For you Millennials out there, Luntz’s infamous (and still must-read) 2002 “Straight Talk” memo on climate change messaging was designed for conservatives who want to sound like they care about global warming even as they twist the knife in deeper:
Technology and innovation are the key in arguments on both sides. Global warming alarmists use American superiority in technology and innovation quite effectively in responding to accusations that international agreements such as the Kyoto accord could cost the United States billions. Rather than condemning corporate America the way most environmentalists have done in the past, they attack us for lacking faith in our collective ability to meet any economic challenges presented by environmental changes we make. This should be our argument. We need to emphasize how voluntary innovation and experimentation are preferable to bureaucratic or international intervention and regulation.
More than a decade later, the playbook is exactly the same! Basically, as Hayes shows, we progressives can talk about global warming as much as we want as long as we don’t propose anything that might actually solve the problem in a timely fashion. In this view, any climate proposal other than long-long-long-term research and development is automatically just a big government power grab. Of course, conservatives oppose increasing the budget for clean energy R&D, too, but who are we to get hung up on a foolish consistency? It’s not like the health and well-being of billions of people are at stake.
This is just the old breakthrough-technology canard, which has been debunked umpteen times (see “The breakthrough technology illusion“). See also “Study Confirms Optimal Climate Strategy: Deploy, Deploy, Deploy, R&D, Deploy, Deploy, Deploy” (but not in that order).
Here is the full segment:
As then NY Times columnist Andy Revkin explained about one denier conference a few years ago, “The one thing all the attendees seem to share is a deep dislike for mandatory restrictions on greenhouse gases.” What unites these people is their desire to delay or stop action to cut GHGs, not any one particular view on the climate.
It is nearly impossible to win an argument with a conservative or libertarian who hates government-led action. Yes, you can try to point out all the great things the government has done (the Internet, anyone?) and try to point out that they invariably support government-led action for military security, and, of course, government subsidies and regulations to promote energy security, at least as it applies to the oil industry and nuclear energy pork.
I have made a different argument: If you hate government intrusion into people’s lives, you’d better stop catastrophic global warming, because nothing drives a country more towards activist government than scarcity and deprivation.
Real adaptation requires much bigger and far more intrusive government than mitigation. Indeed, if the anti-science ideologues continue to stop serious mitigation, then the government will inevitably get into the business of telling people where they can and can’t live (can’t let people keep rebuilding in the ever-spreading flood plains or the ever-enlarging areas threatened by sea level rise and Dust-Bowlification) and how they can live (sharp water curtailment in the SW Dust Bowl, for instance) and possibly what they can eat. Conservative opposition to serious climate action now will force big government in coming decades to triage our major coastal cities — Key West and Galveston and probably New Orleans would be unsavable, but what about Miami and Houston? (See Don’t believe in global warming? That’s not very conservative.)

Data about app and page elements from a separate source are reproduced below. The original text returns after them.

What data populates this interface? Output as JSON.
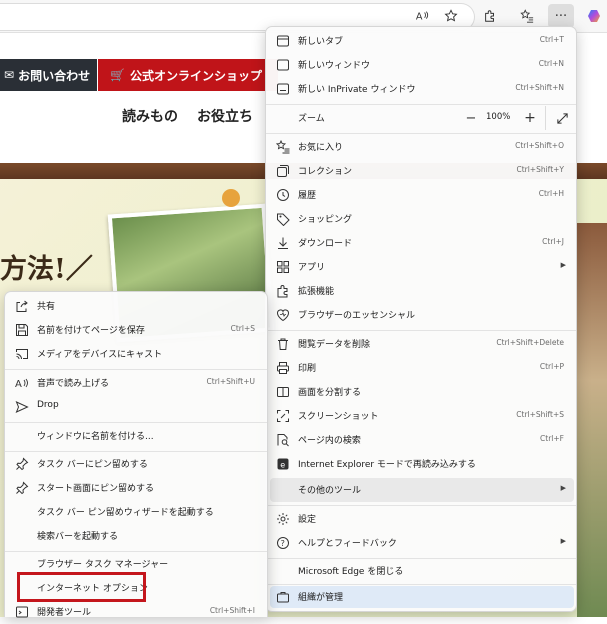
{
  "toolbar": {
    "read_aloud_icon": "read-aloud-icon",
    "favorite_icon": "star-icon",
    "extensions_icon": "puzzle-icon",
    "favorites_icon": "favorites-list-icon",
    "more_label": "···",
    "copilot_icon": "copilot-icon"
  },
  "site": {
    "contact_label": "お問い合わせ",
    "shop_label": "公式オンラインショップ",
    "nav": [
      "読みもの",
      "お役立ち"
    ],
    "hero_title": "方法!／",
    "colors": {
      "shop": "#c01419",
      "contact": "#2a2f36"
    }
  },
  "main_menu": {
    "items": [
      {
        "label": "新しいタブ",
        "shortcut": "Ctrl+T",
        "icon": "new-tab-icon"
      },
      {
        "label": "新しいウィンドウ",
        "shortcut": "Ctrl+N",
        "icon": "new-window-icon"
      },
      {
        "label": "新しい InPrivate ウィンドウ",
        "shortcut": "Ctrl+Shift+N",
        "icon": "inprivate-icon"
      },
      {
        "label": "お気に入り",
        "shortcut": "Ctrl+Shift+O",
        "icon": "favorites-icon"
      },
      {
        "label": "コレクション",
        "shortcut": "Ctrl+Shift+Y",
        "icon": "collections-icon"
      },
      {
        "label": "履歴",
        "shortcut": "Ctrl+H",
        "icon": "history-icon"
      },
      {
        "label": "ショッピング",
        "shortcut": "",
        "icon": "shopping-tag-icon"
      },
      {
        "label": "ダウンロード",
        "shortcut": "Ctrl+J",
        "icon": "download-icon"
      },
      {
        "label": "アプリ",
        "shortcut": "",
        "icon": "apps-icon"
      },
      {
        "label": "拡張機能",
        "shortcut": "",
        "icon": "extensions-icon"
      },
      {
        "label": "ブラウザーのエッセンシャル",
        "shortcut": "",
        "icon": "essentials-icon"
      },
      {
        "label": "閲覧データを削除",
        "shortcut": "Ctrl+Shift+Delete",
        "icon": "trash-icon"
      },
      {
        "label": "印刷",
        "shortcut": "Ctrl+P",
        "icon": "print-icon"
      },
      {
        "label": "画面を分割する",
        "shortcut": "",
        "icon": "split-screen-icon"
      },
      {
        "label": "スクリーンショット",
        "shortcut": "Ctrl+Shift+S",
        "icon": "screenshot-icon"
      },
      {
        "label": "ページ内の検索",
        "shortcut": "Ctrl+F",
        "icon": "find-icon"
      },
      {
        "label": "Internet Explorer モードで再読み込みする",
        "shortcut": "",
        "icon": "ie-mode-icon"
      },
      {
        "label": "その他のツール",
        "shortcut": "",
        "icon": ""
      },
      {
        "label": "設定",
        "shortcut": "",
        "icon": "gear-icon"
      },
      {
        "label": "ヘルプとフィードバック",
        "shortcut": "",
        "icon": "help-icon"
      },
      {
        "label": "Microsoft Edge を閉じる",
        "shortcut": "",
        "icon": ""
      },
      {
        "label": "組織が管理",
        "shortcut": "",
        "icon": "briefcase-icon"
      }
    ],
    "zoom": {
      "label": "ズーム",
      "minus": "−",
      "value": "100%",
      "plus": "+"
    }
  },
  "sub_menu": {
    "items": [
      {
        "label": "共有",
        "shortcut": "",
        "icon": "share-icon"
      },
      {
        "label": "名前を付けてページを保存",
        "shortcut": "Ctrl+S",
        "icon": "save-icon"
      },
      {
        "label": "メディアをデバイスにキャスト",
        "shortcut": "",
        "icon": "cast-icon"
      },
      {
        "label": "音声で読み上げる",
        "shortcut": "Ctrl+Shift+U",
        "icon": "read-aloud-icon"
      },
      {
        "label": "Drop",
        "shortcut": "",
        "icon": "send-icon"
      },
      {
        "label": "ウィンドウに名前を付ける...",
        "shortcut": "",
        "icon": ""
      },
      {
        "label": "タスク バーにピン留めする",
        "shortcut": "",
        "icon": "pin-icon"
      },
      {
        "label": "スタート画面にピン留めする",
        "shortcut": "",
        "icon": "pin-icon"
      },
      {
        "label": "タスク バー ピン留めウィザードを起動する",
        "shortcut": "",
        "icon": ""
      },
      {
        "label": "検索バーを起動する",
        "shortcut": "",
        "icon": ""
      },
      {
        "label": "ブラウザー タスク マネージャー",
        "shortcut": "",
        "icon": ""
      },
      {
        "label": "インターネット オプション",
        "shortcut": "",
        "icon": ""
      },
      {
        "label": "開発者ツール",
        "shortcut": "Ctrl+Shift+I",
        "icon": "devtools-icon"
      }
    ]
  }
}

This is why Tea-Party ‘conservatism’ is probably the most radical political philosophy ever to achieve significant political power in this country, since it ultimately will destroy the American way of life as we have come to know it, leading to untold misery and far bigger government than this country has seen in the post-WWII era.
This article was originally published on Climate Progress. Reproduced with permission